TEXT-S&P summary: Statoil ASA

Tue Dec 11, 2012 6:06am EST
 
Email This Article |
Share This Article
  • Facebook
  • LinkedIn
  • Twitter
| Print This Article | Single Page
[-] Text [+]

In accordance with our criteria for GREs, we see a "moderately high" likelihood that the Norwegian government would provide timely and sufficient extraordinary support to Statoil in the event of financial distress. Our view of a "moderate" likelihood of extraordinary government support is based on our assessment of Statoil's:

-- "Important" role for the Norwegian government, which reflects the group's dominant position in the Norwegian oil and gas production industry and its substantial tax and dividend payments to the state; and

-- "Strong" link with the Norwegian government, mostly reflecting the state's majority ownership, even if the state is not directly involved in operational decisions.

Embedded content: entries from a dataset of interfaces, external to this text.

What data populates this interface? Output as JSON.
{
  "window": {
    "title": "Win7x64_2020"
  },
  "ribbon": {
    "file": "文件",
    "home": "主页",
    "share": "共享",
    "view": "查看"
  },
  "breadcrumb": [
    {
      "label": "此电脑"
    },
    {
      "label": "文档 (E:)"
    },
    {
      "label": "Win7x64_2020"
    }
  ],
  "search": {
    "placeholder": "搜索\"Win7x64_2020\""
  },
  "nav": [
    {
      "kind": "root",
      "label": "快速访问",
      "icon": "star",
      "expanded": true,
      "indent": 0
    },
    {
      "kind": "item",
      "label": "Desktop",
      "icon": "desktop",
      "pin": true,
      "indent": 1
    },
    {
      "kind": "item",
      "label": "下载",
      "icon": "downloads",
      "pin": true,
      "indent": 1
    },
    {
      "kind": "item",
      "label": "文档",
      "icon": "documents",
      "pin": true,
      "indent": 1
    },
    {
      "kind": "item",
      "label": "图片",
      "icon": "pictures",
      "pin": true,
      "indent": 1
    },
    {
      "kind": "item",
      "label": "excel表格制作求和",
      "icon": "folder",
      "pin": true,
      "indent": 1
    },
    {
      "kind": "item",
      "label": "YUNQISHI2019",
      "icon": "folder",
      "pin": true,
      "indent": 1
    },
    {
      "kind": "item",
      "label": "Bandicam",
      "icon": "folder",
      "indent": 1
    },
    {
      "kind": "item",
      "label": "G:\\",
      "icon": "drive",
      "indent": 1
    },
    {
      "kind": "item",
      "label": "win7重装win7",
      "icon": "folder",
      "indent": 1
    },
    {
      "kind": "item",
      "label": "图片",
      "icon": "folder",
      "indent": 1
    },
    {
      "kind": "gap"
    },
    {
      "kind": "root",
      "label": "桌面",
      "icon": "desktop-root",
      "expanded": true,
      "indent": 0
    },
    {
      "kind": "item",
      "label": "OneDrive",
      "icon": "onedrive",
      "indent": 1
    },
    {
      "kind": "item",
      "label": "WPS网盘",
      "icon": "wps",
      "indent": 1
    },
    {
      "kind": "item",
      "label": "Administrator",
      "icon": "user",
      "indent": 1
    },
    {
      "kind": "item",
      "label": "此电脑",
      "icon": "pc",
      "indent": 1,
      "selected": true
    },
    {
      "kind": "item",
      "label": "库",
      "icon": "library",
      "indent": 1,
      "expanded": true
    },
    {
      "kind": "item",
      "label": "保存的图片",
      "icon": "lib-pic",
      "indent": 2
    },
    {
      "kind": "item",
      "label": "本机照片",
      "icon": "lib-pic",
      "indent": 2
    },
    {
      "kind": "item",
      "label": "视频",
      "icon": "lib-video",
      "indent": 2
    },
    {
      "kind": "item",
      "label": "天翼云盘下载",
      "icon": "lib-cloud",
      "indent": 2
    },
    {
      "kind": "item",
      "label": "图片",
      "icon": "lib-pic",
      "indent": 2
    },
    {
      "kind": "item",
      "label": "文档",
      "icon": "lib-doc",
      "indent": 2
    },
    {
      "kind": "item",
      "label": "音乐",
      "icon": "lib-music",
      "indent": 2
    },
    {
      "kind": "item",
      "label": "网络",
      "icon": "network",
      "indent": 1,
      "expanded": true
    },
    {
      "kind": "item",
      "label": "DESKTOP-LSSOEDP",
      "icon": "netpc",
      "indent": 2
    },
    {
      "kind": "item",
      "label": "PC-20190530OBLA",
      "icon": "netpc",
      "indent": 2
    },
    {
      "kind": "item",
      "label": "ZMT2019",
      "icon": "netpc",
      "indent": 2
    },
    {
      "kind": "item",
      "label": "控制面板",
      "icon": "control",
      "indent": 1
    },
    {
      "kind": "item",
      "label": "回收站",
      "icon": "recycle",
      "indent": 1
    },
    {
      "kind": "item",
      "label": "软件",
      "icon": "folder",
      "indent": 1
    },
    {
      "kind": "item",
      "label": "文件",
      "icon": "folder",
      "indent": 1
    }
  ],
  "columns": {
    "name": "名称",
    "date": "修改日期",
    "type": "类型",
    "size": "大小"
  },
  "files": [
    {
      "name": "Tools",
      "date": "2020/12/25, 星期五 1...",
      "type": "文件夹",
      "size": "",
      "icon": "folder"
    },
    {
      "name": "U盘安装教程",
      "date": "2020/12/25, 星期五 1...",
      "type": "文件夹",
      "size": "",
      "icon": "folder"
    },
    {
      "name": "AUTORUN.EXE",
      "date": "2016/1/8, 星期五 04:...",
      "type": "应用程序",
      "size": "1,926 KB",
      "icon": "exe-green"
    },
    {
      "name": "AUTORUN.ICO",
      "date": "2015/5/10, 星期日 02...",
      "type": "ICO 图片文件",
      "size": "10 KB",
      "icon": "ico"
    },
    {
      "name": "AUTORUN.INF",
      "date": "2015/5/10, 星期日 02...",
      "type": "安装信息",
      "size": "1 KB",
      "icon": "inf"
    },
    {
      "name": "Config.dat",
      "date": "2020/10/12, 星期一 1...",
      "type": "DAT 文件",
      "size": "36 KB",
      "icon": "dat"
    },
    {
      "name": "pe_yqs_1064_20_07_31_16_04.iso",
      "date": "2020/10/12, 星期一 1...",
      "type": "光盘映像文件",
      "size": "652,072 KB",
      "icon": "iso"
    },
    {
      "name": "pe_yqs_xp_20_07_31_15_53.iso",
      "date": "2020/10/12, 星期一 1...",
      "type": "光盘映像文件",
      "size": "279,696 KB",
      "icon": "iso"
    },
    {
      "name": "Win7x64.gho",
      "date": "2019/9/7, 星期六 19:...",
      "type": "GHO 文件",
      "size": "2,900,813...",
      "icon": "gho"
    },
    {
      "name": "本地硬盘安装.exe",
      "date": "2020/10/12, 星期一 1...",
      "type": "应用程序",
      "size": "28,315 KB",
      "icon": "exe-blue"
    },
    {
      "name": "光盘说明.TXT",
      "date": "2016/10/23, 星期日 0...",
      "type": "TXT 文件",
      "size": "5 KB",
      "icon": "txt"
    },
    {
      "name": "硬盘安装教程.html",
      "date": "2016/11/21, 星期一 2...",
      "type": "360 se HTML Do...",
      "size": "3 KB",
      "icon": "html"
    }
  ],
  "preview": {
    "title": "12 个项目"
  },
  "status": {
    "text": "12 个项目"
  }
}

The SACP is underpinned by Statoil's access to vast hydrocarbon reserves on the Norwegian continental shelf, the group's increasing levels of international upstream diversity, resilient upstream profitability, and conservative balance sheet management. These strengths are somewhat offset by the group's limited downstream integration and exposure to exploration and production (E&P) industry risks, including the challenges of a continual need to replace depleting oil reserves and sustained weak discretionary cash flow (DCF) after capital investment and dividends.

S&P base-case operating scenario

We anticipate continued robust results for Statoil in 2012, with EBITDA of about Norwegian krone (NOK)250 billion-280 billion compared with NOK283 billion in 2011. We base this on our 2012 $100 per barrel oil price assumption, and production increases being somewhat offset by rising production costs. Beyond 2012, we anticipate that the company will bring significant new projects into production. As new capacity comes on stream, we expect operating performance to remain satisfactory, even with our prudent long-term oil price assumption of $80 per barrel. We believe that these projects involve execution risk linked to timing and costs, but note that progress appears sound.   Continued...